▶ _How to complete this task_: Copy every line in the listing that contains "Worker".

○ ○ ○ ○ ○ ○ ○

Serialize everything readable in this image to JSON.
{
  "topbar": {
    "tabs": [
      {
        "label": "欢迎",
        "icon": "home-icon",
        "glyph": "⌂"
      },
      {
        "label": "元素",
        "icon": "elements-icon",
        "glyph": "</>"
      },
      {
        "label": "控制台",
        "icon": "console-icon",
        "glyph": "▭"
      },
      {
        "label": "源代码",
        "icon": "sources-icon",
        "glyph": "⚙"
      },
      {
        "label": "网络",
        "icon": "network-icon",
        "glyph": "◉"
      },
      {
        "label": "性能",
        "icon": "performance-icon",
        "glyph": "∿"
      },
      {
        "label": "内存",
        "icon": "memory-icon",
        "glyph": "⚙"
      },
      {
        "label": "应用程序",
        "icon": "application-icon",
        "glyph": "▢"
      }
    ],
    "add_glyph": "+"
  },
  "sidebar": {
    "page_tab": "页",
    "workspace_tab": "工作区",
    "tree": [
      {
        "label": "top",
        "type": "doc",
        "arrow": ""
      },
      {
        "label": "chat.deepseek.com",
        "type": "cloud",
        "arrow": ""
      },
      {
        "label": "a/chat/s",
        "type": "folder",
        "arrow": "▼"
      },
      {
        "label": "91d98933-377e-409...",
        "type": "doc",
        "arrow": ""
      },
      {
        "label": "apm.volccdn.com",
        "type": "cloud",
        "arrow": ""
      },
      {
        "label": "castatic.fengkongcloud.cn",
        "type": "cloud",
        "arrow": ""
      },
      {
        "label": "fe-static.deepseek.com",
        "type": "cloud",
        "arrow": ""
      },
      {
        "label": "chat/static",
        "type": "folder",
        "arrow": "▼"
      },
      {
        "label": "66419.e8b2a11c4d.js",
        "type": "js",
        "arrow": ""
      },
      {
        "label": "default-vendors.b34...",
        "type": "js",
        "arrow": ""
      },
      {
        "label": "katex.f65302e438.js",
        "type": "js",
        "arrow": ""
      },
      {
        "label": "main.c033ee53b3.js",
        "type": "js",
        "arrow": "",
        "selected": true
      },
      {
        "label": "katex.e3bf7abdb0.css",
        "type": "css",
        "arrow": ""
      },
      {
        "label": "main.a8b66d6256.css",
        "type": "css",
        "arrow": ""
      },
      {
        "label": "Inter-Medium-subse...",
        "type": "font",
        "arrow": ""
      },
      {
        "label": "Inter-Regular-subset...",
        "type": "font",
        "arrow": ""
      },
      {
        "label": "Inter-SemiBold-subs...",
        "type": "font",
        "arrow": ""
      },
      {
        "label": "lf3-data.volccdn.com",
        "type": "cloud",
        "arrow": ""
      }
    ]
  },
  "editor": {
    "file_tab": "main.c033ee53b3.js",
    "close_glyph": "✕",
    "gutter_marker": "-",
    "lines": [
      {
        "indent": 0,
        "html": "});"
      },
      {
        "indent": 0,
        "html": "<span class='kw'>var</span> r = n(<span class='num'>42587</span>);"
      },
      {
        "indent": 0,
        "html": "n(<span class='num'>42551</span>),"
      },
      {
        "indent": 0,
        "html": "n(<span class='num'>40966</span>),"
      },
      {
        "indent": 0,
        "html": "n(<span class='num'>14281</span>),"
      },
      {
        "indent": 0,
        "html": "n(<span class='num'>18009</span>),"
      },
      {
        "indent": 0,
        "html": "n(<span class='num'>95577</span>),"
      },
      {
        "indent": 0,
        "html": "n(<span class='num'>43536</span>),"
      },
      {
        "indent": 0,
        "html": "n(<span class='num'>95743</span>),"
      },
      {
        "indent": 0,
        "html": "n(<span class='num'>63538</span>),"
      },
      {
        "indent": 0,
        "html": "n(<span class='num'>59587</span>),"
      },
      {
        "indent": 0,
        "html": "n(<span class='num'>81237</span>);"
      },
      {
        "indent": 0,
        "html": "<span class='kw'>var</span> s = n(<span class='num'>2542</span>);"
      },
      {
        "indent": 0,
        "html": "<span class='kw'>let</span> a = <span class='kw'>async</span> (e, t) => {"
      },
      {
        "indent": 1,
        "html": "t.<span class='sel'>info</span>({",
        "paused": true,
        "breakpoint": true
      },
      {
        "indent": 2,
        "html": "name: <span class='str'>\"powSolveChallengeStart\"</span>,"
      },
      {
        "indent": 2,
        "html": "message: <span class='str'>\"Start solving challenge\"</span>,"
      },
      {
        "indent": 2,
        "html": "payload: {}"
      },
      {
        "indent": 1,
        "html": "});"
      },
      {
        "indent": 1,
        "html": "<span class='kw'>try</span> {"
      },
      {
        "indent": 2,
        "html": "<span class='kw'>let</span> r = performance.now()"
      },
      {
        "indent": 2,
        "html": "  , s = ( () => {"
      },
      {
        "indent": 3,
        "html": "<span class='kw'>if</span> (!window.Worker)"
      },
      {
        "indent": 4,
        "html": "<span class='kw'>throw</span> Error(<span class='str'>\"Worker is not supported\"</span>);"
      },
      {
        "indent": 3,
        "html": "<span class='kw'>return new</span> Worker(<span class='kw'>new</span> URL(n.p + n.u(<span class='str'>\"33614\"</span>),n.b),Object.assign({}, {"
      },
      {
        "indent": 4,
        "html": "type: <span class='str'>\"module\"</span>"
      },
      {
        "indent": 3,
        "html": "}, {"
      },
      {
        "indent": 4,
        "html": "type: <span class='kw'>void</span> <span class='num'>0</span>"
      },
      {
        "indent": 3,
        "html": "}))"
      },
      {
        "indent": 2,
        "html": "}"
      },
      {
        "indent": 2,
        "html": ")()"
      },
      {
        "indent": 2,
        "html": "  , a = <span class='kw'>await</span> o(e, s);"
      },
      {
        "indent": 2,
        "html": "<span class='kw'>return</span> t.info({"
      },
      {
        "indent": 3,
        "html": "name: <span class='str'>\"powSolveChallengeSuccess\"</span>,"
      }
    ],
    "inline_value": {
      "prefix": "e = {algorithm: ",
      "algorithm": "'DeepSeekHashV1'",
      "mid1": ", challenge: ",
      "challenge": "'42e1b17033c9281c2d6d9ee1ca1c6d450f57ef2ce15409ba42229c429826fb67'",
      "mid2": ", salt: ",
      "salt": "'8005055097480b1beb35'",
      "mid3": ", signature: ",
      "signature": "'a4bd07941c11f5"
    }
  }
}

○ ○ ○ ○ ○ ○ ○

▶ _Result_:
        "html": "<span class='kw'>if</span> (!window.Worker)"
        "html": "<span class='kw'>throw</span> Error(<span class='str'>\"Worker is not supported\"</span>);"
        "html": "<span class='kw'>return new</span> Worker(<span class='kw'>new</span> URL(n.p + n.u(<span class='str'>\"33614\"</span>),n.b),Object.assign({}, {"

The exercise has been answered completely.